I finally managed to somehow get through all the class conversions(Even have a workable Complete Psionics Handbook Conversion of the Psionicist to Iron Heroes which is something I've not managed to do, and have been trying to figure out since 2007 when I actually got the idea the first time), but ended up getting stuck in the skills section.
I ended up talking to a friend about how much I wish there was a way to just drop the whole bloody skill system in d20(which is a big reason as to why I left playing d20 in the first place), when my friend says, "Why not convert Dark Sun to 2e" which made me laugh for obvious reasons, but then it got me thinking . . . . why not convert the stuff I like in Iron Heroes to 2nd edition?
Get ready folks . . . AD&D 2nd edition's Iron Heroes is coming! Over the next few days, I'll start posting classes and stuff as I get them sorted out.
I recently sent the party a list of things that the Cantrip spell could do off the top of my head. Thus, it's a continuation of this article. I'm reprinting the list here so A) it doesn't get lost, and B) because I'm trying to get back into updating this blog regularly.
Possible Cantrip Effects:
+/-1 to a single check for the following types of rolls: Ability, Open Door, Encounter Reaction, Saving Throw, Initiative, or Secret/Hidden Object/Door.
+/- 5% to a single check for the following types of rolls: Thieving Skills, Hear Noise, Climbing, Bend Bars/Lift Gates, System Shock, Resurrection Survival, or Avoiding Getting Lost.
+/- 1 to the damage of another caster's spell.
+/- 5 Feet to the range or Area of Effect of another caster's spell or a single ranged attack.
+1 bonus to a Slashing or Piercing weapon's damage(by sharpening in) on their next attack attempt(effect fades whether the attack hits or misses).
Causes a Slashing or Piercing weapon to do -1 damage until it is sharpened w/ magic or whetstone(Can be used cumulatively to a max of -3, but no weapon may do less than 1 point of damage)
-1 AC bonus vs. Ranged Attacks from a range of 30' or greater.
+1 AC penalty vs. Ranged Attacks from a range of 30' or less.

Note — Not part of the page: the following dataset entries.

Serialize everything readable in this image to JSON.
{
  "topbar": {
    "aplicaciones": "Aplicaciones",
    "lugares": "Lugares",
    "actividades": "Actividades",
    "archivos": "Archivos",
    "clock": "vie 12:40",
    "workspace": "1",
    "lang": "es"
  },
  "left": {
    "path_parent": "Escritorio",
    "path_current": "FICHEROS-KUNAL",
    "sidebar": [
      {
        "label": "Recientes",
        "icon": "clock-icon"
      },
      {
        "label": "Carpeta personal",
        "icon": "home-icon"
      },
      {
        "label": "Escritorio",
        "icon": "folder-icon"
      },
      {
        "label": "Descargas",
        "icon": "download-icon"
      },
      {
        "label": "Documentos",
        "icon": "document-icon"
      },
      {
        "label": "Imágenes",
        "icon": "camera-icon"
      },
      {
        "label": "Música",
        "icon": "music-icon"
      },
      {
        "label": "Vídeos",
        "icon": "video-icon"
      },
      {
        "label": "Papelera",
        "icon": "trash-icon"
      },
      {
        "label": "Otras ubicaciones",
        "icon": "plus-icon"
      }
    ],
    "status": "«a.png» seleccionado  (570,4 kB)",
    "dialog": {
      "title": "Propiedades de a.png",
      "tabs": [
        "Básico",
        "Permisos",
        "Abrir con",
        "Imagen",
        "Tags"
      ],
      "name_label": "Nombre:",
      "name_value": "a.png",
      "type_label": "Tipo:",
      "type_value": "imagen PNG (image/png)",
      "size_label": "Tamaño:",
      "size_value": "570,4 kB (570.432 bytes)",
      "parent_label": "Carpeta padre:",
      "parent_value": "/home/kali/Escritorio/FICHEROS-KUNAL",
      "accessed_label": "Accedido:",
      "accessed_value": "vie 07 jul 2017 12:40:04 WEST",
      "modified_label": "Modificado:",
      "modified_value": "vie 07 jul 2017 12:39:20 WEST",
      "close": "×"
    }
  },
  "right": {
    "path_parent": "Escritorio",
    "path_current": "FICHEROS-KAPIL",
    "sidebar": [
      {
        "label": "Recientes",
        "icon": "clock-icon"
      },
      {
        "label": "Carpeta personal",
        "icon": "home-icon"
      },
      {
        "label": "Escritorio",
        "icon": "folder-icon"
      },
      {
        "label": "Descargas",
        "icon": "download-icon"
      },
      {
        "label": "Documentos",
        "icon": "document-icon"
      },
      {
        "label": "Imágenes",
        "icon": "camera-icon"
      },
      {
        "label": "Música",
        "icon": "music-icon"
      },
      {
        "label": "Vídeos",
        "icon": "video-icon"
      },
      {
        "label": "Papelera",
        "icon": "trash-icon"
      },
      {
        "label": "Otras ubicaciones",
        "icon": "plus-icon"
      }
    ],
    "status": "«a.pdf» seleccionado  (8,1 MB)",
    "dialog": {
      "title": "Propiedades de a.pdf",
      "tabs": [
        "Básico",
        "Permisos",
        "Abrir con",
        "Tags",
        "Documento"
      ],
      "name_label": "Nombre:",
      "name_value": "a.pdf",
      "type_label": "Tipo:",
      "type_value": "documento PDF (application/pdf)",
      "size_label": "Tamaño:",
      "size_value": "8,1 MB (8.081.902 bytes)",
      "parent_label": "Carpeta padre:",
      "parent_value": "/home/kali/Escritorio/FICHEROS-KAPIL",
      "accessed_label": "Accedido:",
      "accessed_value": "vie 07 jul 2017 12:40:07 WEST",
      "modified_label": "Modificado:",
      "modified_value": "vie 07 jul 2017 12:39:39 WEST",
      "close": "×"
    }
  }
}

+/-1 to AC vs. a single Melee attack(may not make an AC better than 7 or worse than 10).
Heal 1 hp of damage within 1 round of sustaining the injury or Stabilize one character below 0 hp(In my campaign this is the same as applying a bandage, and thus I feel this doesn't really step on the cleric's toes).
Increase/decrease a character's movement rate by 3. Can't make a character move slower than 0.
Increase/decrease the movement rate of an animal of Tiny size by half.
Cook Food/Boil Water/Chill Drink/Season Food for 1 meal.
Light a Fire.
Preserve 1 pound of inanimate matter per level of caster to a maximum of 10 pounds(herbs, food, spell components, etc).
Age 1 pound of inanimate matter per level of caster to a maximum of 10 pounds by 1 week.
Instantly clean/dirty or dry/dampen 1 character/object.(may provide a bonus/penalty on saves!)
Repel normal, non-magical insects.
Summon a single stinging/biting insect or other small creature. The creature may cause disease, be poisonous, or interrupt spellcasting w/ an attack(DM determines)
Automatically know the # of a certain object in a pile.
Will Dye or color one object or creature any color you'd like(lasts until the creature next takes a bath)
Style hair, and even cause it to grow. This is how all those dungeon-punk wizards manage to keep a perfect mohawk in a world without Hairspray or Glue.(lasts until the creature next takes a bath)
Create a seemingly magical aura around yourself or another character/object.
Cause an NPC to make a morale check.
Creates a single object of 1 pound per level of caster to a maximum of 10 pounds. The object is fragile and is obvious magical nature.
Manipulate 1 object of 1 pound per level of caster to a maximum of 10 pounds within 10'
Create a 5' radius light.
Extend/Decrease the radius of a light source by 5'.
Animate the remains of a single tiny creature(such as a songbird or mouse). The caster has to concentrate to keep the creature animated. It's movements are jerky(it can't attack or fly) and slow(half the speed it had in life).
Of course, there are a ton of other options, and I may post more of them later.